* [Exercise description]
Copy every line of the data that includes the string "icon".

* [Records for the task]
* * *

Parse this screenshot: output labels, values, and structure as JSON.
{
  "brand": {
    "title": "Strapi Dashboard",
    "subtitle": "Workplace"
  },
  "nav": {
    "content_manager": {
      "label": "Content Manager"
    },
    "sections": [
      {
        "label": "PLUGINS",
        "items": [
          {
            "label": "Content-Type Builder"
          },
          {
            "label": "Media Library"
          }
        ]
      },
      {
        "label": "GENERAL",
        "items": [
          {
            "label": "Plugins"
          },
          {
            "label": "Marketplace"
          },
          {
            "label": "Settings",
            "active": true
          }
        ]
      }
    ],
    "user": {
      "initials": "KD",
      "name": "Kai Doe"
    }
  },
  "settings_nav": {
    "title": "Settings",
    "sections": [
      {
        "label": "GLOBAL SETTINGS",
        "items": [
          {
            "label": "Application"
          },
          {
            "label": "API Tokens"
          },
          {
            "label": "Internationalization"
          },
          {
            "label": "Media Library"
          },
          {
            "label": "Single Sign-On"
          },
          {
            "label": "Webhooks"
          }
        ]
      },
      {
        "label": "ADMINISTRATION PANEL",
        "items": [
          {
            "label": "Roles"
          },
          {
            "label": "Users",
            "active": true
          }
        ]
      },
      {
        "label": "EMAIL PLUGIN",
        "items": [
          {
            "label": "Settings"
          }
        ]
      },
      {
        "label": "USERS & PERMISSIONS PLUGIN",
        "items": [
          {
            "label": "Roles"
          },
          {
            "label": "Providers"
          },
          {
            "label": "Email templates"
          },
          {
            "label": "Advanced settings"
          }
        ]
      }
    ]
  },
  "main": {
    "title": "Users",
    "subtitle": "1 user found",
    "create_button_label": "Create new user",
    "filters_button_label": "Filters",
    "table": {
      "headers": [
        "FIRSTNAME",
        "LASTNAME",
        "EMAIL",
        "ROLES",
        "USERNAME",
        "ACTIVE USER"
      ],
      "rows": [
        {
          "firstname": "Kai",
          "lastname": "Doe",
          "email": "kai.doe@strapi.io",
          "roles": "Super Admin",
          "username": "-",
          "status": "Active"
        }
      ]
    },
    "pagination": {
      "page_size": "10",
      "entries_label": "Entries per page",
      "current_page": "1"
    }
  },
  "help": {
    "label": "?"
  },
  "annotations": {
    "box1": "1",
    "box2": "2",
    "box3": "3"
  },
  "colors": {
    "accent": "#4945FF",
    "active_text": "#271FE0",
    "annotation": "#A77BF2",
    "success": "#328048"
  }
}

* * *

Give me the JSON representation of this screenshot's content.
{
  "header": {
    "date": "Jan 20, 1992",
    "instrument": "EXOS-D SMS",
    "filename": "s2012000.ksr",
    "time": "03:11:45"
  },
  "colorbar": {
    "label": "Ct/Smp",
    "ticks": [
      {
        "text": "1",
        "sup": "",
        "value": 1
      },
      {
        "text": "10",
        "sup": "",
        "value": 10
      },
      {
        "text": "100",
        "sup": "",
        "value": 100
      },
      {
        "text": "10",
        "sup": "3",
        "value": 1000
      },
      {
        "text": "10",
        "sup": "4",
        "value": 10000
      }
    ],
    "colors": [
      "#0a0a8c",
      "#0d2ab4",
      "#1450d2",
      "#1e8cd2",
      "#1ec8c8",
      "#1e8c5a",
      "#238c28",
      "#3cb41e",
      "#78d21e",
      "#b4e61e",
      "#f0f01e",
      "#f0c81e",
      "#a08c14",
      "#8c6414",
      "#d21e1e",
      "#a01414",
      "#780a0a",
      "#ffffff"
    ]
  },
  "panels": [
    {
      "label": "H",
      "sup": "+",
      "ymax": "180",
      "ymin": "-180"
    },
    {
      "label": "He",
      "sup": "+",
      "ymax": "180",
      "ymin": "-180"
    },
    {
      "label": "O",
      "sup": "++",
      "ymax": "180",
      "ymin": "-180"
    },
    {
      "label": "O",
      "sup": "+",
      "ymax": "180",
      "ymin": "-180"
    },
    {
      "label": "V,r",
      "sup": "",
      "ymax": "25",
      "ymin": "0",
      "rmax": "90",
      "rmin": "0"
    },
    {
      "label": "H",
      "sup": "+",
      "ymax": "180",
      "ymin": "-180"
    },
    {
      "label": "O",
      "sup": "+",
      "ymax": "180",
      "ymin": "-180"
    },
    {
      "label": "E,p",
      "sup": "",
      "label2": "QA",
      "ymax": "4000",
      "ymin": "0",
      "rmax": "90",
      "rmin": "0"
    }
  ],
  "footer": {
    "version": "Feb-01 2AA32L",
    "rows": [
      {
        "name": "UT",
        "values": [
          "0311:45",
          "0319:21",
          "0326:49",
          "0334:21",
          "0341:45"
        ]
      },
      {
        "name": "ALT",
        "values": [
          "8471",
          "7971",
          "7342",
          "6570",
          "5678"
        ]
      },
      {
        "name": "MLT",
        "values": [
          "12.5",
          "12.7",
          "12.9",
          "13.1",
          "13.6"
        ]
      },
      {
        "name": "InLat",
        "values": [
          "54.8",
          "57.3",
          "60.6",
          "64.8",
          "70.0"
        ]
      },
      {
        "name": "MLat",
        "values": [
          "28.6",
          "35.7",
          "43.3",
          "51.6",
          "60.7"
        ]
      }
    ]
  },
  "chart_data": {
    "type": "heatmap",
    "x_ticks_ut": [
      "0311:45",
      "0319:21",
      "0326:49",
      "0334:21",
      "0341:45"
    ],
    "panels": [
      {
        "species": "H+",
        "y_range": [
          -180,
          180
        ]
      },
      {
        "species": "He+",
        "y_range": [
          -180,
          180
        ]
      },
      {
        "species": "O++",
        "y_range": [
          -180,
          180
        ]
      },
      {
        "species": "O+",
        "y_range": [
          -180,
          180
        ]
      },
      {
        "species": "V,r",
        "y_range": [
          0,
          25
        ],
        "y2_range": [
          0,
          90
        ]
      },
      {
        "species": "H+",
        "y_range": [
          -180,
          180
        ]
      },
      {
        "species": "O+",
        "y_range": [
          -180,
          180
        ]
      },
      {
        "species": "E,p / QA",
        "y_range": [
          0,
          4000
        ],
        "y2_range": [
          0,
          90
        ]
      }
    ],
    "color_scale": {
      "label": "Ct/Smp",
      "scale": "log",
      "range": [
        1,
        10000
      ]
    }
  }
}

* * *

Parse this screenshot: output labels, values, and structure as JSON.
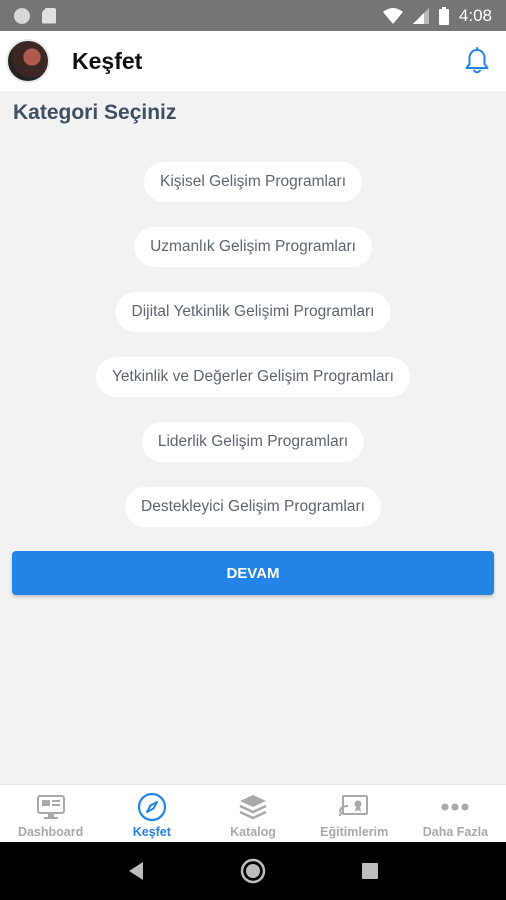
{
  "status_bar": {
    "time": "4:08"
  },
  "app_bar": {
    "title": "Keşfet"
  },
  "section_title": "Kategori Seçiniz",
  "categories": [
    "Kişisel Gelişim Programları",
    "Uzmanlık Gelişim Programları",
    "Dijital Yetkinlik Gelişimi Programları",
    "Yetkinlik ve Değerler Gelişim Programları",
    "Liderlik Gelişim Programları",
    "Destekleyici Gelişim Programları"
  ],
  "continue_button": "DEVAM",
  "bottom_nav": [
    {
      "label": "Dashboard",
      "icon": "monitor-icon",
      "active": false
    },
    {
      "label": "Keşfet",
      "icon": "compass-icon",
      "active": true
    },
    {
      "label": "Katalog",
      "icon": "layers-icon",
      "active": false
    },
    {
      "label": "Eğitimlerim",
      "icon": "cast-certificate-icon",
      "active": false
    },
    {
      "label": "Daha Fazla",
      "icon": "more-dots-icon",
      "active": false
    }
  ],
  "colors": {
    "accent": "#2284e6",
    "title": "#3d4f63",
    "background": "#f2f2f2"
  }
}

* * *

* [Expected answer]
      "icon": "monitor-icon",
      "icon": "compass-icon",
      "icon": "layers-icon",
      "icon": "cast-certificate-icon",
      "icon": "more-dots-icon",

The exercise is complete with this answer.